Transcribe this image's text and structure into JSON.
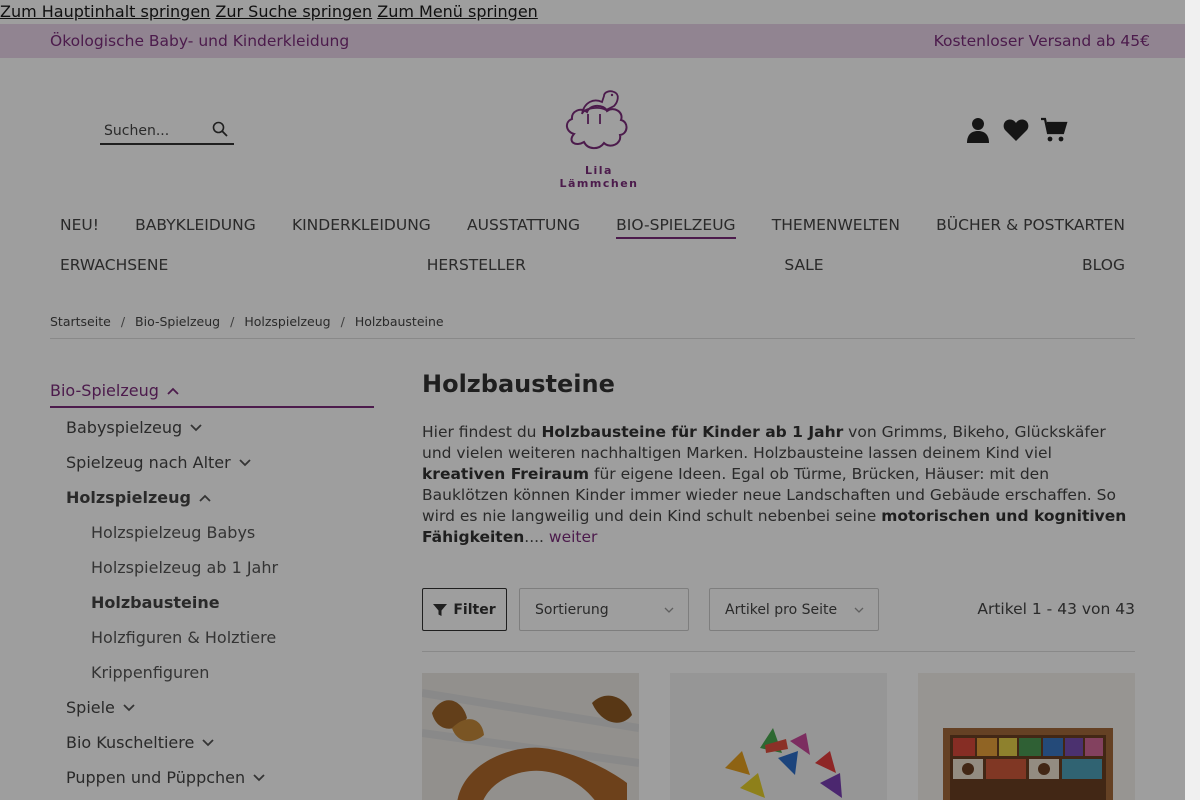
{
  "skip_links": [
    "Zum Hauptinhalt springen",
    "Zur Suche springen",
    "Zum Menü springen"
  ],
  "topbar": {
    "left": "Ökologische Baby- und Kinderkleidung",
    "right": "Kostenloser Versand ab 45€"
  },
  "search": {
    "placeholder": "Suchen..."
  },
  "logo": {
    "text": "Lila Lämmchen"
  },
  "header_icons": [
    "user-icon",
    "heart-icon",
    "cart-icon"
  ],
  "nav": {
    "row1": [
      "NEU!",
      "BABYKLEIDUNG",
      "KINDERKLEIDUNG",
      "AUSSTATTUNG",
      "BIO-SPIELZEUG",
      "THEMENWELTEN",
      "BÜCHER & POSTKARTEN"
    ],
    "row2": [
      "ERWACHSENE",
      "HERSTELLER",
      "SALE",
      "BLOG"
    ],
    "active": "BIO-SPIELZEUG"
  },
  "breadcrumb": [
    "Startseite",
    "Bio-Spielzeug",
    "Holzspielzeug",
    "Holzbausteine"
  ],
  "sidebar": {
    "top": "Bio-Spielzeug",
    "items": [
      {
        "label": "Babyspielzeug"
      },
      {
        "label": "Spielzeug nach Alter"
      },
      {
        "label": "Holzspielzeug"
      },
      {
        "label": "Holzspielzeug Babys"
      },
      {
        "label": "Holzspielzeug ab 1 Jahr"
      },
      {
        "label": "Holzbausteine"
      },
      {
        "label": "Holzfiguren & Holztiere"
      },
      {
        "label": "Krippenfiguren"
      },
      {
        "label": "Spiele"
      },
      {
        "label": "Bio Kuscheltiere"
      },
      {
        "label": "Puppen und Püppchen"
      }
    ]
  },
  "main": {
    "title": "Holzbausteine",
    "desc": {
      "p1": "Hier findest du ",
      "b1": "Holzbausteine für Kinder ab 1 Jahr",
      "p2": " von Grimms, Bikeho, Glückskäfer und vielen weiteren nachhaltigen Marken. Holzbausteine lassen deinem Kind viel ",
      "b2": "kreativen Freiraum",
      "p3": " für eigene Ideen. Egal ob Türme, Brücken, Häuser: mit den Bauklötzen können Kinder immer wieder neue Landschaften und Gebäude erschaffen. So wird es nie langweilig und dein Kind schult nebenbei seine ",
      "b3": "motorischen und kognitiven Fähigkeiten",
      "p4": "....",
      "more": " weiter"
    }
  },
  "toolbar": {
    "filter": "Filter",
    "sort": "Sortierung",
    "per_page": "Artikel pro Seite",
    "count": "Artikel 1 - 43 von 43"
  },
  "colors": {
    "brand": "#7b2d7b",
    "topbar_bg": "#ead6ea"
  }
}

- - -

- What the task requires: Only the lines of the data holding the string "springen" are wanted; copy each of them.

- Answer space:
    "Zum Hauptinhalt springen",
    "Zur Suche springen",
    "Zum Menü springen"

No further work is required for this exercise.